As part of the digitization project (SWITCH) a searchable online database is hosted by the Pacific Northwest portal at the University of Washington. Records from the Ray J. Davis Herbarium are identified with the prefix IDS loans of those collections should be directed to the director of Ray J. Davis Herbarium.
OTHER ONLINE COLLECTION RESOURCES
The IMNH Mammal Collection currently houses over 1200 catalogued specimens. The collection is comprised of skin and skull preparations of modern mammals. Specimens have been collected by ISU students, faculty, volunteers, and researchers.
Drs. Barry Keller, Edson Fichter and their students collected most the material as part of their research. Geographically, most of the specimens are from Idaho, with rodents and bats the best represented groups. The collection also has a number of specimens from Yellowstone NP, Texas, Arizona, Oklahoma, California, Utah and Wisconsin.
The collection is used for teaching mammalogy and zoology classes at IMNH and ISU. The collection provides a critical resource for taxanomic and genetic studies by mammalogists, paleontologists, archaeologists, and wildlife managers.
Herpetology is the study of reptiles and amphibians, including turtles, snakes, lizards, frogs, toads, and salamanders. The herpetology collection contains nearly 2,500 fluid-preserved specimens. It is one of the largest collections of Idaho herps and represents most of the 35 native species. The collection is predominantly from Idaho and surrounding states and includes specimens from the Idaho and Montana Natural Heritage Programs, Craters of the Moon National Monument, Yellowstone and Grand Teton National Parks, and the collection formerly held by the University of Idaho.
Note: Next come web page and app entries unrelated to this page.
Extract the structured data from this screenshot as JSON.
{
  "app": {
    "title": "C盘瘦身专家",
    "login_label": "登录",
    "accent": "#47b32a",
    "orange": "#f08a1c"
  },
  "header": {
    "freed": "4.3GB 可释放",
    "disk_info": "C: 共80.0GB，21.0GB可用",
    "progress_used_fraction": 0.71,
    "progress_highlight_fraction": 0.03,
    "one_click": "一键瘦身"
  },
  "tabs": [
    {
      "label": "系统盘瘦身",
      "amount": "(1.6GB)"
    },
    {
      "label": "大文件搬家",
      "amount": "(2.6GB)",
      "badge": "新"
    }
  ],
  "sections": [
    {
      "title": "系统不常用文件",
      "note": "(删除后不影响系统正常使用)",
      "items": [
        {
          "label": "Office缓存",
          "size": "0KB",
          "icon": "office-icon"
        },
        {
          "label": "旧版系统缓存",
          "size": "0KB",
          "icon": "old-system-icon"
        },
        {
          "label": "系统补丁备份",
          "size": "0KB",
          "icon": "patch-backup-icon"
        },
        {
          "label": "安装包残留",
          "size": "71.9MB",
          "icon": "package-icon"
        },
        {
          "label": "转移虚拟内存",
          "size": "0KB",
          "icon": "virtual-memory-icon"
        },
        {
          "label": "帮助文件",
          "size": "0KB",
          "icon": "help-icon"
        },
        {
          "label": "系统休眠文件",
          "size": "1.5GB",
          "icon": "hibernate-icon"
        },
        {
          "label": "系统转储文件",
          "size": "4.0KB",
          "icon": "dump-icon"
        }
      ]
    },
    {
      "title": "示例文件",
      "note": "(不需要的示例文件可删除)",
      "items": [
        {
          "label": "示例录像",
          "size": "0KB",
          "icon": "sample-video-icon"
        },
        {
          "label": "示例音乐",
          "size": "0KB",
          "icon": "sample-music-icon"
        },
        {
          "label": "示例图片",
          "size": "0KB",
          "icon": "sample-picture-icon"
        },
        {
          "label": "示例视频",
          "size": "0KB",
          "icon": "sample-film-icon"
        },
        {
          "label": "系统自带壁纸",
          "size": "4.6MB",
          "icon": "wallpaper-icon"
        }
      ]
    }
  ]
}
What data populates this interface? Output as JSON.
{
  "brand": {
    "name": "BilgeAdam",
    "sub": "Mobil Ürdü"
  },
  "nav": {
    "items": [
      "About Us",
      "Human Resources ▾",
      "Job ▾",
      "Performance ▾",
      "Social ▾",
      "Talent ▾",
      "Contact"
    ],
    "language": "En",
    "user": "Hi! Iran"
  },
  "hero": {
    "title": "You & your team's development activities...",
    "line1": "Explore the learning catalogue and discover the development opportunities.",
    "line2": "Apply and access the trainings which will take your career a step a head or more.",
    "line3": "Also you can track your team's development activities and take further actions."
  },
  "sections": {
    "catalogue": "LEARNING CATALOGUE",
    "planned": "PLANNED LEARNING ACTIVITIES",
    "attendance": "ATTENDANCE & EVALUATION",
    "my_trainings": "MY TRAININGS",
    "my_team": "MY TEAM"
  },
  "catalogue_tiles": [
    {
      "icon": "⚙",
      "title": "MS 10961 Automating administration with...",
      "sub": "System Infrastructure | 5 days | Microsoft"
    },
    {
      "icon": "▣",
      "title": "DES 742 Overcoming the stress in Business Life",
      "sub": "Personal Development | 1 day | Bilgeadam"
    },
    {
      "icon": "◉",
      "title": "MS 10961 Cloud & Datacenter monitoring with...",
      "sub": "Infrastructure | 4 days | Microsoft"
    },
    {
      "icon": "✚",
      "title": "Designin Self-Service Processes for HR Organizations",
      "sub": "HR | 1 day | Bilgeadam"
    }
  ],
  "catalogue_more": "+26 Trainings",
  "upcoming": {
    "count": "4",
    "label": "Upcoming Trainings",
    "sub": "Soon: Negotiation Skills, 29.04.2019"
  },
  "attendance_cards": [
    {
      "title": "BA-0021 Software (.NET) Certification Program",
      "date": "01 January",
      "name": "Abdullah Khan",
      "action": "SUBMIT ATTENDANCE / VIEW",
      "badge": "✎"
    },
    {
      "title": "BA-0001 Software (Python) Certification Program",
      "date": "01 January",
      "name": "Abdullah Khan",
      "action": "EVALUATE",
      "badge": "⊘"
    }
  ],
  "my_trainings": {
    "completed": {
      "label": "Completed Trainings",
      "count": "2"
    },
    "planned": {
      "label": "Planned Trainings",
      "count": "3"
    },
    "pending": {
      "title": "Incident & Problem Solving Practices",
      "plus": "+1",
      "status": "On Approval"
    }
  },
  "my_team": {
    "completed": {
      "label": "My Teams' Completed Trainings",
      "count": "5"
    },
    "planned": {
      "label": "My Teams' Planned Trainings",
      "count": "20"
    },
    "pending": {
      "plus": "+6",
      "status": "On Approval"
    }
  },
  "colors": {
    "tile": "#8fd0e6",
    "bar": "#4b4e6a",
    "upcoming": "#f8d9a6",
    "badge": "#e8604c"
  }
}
Dr. Allan Linder curated the collection until 1988. Dr. Charles R. Peterson is the current affiliate curator. Dr. Peterson and his students have conducted amphibian research and monitoring in Idaho and in Yellowstone National Park. He and Ted Koch of the U.S. Fish and Wildlife Service published a field guide to the amphibians and reptiles of Yellowstone and Grand Teton National Parks. The collection is databased and georeferenced and has been used to map amphibian and reptile distributions in Idaho.
To contact Dr. Peterson:
208-282-2922 or email@example.com
Ichthyology is the study of fish. The IMNH fish collection includes approximately 1000 fluid-preserved lots of specimens. These collections represent most of Idaho’s 68 native and introduced species, with a geographic concentration in Southeast Idaho. Both lake and stream habitats are represented and included collections from Bear Lake and the Snake River and its tributaries.
Specimens are mostly collections from ISU faculty and student researchers. The collection is under the care of Dr. Ernest Keeley, contact Dr. Keeley at (208) 282-3145 or firstname.lastname@example.org
Ornithology is the study of birds. The collection is comprised of study skins, mounts, eggs, and nests totaling approximately 1300 catalogued specimens and associated data. Specimens have been donated or collected by private individuals, Idaho Fish and Game, U. S. Fish and Wildlife and researchers.
A large collection of mounted specimens and skins was donated to IMNH by Mr. Richard (Dick) Jeppson. Dick was a local high school teacher and taxidermist, who also provided service in a variety of ways to the museum.
This collection is a resource for exhibits, museum and university classes, local science teachers, wood carvers and artists. In addition, this collection provides a unique window to examine the changes in avian populations and their habitats in Idaho and the Intermountain West.